The company anticipates to finance the deal through a combination of cash and debt, while it will anticipates to continue with its $2 billion share repurchase program.

On a trailing basis, PPG has posted revenues of $15.4 billion, on which it posted earnings of $2.1 billion, which were inflated thanks to a billion dollar gain from discontinued operations.

Trading around $210 per share, PPG's equity is valued at close to $29 billion. This values the company at roughly 1.8 times sales, after adding in the contribution from Comex. Shares trade at roughly 24 times earnings, assuming GAAP earnings of $1.2 billion per annum.

PPG's quarterly dividend of $0.67 per share provides investors with a 1.3% dividend yield per annum.

Business And Historical Overview

PPG is a leading business in the global coating market, competing with the likes of AkzoNobel (OTCQX:AKZOY), Sherwin-Williams, Axalta, Valspar (NYSE:VAL) and BASF (OTCQX:BASFY). The $1.05 billion acquisition of AkzoNobel's architectural coatings business in 2013 has been key in this transformation process.

The company sells about a third of its coatings to big box retailers like Home Depot (NYSE:HD), while the remainder of sales are made through company-owned stores, distributors and wholesalers.
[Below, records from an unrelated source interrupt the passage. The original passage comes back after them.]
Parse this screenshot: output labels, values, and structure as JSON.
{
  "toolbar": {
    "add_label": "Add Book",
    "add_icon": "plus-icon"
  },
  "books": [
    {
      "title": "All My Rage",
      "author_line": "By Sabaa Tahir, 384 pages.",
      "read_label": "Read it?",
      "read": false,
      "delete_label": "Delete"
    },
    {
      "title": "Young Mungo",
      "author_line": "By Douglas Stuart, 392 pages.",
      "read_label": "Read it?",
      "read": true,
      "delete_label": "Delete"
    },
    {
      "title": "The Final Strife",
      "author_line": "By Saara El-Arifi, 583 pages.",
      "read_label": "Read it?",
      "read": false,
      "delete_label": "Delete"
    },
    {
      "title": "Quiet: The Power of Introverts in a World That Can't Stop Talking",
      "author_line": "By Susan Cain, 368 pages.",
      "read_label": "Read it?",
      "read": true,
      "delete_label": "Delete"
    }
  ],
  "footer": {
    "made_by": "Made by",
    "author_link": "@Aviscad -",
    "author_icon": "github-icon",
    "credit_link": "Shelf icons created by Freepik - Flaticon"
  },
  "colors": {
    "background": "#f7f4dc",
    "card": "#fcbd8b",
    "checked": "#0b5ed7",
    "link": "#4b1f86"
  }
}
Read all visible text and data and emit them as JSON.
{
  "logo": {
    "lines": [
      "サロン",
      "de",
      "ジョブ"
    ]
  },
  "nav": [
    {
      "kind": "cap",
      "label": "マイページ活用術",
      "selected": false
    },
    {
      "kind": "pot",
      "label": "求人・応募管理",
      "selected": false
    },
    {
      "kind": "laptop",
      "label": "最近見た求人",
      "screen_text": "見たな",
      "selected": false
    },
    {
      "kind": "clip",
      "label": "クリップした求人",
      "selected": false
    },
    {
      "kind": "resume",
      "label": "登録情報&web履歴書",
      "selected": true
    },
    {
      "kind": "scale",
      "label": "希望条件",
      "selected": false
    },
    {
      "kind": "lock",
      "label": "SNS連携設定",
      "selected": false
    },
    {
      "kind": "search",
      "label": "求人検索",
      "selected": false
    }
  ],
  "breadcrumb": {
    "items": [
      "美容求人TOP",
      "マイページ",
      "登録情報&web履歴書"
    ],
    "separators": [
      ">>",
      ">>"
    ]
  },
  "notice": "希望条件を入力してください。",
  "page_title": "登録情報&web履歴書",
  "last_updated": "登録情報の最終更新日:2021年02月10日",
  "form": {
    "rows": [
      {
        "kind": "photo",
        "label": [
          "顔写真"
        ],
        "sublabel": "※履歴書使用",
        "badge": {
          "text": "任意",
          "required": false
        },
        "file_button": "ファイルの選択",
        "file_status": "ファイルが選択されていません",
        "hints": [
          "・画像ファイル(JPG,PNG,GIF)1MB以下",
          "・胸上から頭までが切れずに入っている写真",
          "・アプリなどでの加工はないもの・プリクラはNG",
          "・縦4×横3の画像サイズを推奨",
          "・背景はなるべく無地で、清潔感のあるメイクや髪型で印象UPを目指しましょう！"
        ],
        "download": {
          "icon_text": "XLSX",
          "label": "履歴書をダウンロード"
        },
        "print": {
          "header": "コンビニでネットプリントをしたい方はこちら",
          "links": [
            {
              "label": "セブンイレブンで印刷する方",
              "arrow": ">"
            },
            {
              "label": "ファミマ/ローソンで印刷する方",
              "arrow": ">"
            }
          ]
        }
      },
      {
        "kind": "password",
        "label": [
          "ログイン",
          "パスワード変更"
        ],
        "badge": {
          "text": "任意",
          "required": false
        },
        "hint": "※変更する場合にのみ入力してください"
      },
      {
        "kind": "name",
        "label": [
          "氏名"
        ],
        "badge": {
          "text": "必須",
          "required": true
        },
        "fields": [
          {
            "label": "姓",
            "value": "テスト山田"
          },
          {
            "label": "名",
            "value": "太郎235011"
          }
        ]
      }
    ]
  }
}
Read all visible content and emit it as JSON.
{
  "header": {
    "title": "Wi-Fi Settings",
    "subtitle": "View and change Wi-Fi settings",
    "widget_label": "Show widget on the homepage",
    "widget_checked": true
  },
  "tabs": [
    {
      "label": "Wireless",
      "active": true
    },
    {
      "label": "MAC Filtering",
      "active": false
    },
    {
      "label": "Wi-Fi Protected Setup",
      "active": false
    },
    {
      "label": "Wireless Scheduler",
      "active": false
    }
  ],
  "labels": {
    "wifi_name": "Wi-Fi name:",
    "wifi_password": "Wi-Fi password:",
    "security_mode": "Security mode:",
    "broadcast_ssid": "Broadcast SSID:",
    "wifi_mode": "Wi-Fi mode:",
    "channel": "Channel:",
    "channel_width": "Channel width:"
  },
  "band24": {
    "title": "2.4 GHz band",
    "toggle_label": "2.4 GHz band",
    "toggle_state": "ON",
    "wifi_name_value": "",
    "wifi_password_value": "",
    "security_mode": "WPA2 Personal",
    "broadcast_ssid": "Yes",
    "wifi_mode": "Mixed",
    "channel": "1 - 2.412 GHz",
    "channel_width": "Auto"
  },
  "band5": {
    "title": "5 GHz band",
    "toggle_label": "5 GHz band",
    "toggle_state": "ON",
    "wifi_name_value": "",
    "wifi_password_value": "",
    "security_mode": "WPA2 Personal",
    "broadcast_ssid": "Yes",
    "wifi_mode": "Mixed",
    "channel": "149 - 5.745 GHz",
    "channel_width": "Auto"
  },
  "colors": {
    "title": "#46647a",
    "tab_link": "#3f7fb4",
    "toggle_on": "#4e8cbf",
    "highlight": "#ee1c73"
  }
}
Global growth and a recovering US housing market, combined with the Akzo deal have fueled the momentum and earnings growth in recent times.

Over the past few years, the company has shifted its focus to gradually become a pure coating player, getting rid of the chemical business while shrinking the glass operations. The company made numerous deals on top of the Akzo deal over the past decade, having a great integration track record.

Final Takeaway

PPG has undergone a transformation over the past decade, acquiring many coatings businesses to become a more pure player. In the meantime, PPG has been able to boost total revenues by roughly two-thirds, with earnings growing in line. Earnings per share saw an additional boost as the company retired about a fifth of its shares outstanding over this time period, despite a string of acquisitions.

All of this, while maintaining a solid balance sheet, has pleased investors. Shares traded around $60-$80 before the recession, to fall to lows of $30 in 2009 during the financial turmoil. Ever since, shares have seen a big rally to current levels in their low $200s.

It has been roughly one and half year ago when I last checked out the prospects for PPG. Back in December of 2012, when PPG acquired the AkzoNobel's business, I concluded that the deal was great but that the valuation was too steep for me. Unfortunately, shares have risen another 50% ever since on the back of the great deal, share repurchases and solid operating performance.

Today, I come to the same conclusion, with shares trading at rich valuations in a good moment in the business cycle. While the focused premium coating player warrants a premium valuation and the underlying strategy is sound, PPG remains cyclical. These high multiples are too steep for me during the good times in the cycle.

I remain on the sidelines.

Disclosure: The author has no positions in any stocks mentioned, and no plans to initiate any positions within the next 72 hours. The author wrote this article themselves, and it expresses their own opinions. The author is not receiving compensation for it (other than from Seeking Alpha). The author has no business relationship with any company whose stock is mentioned in this article.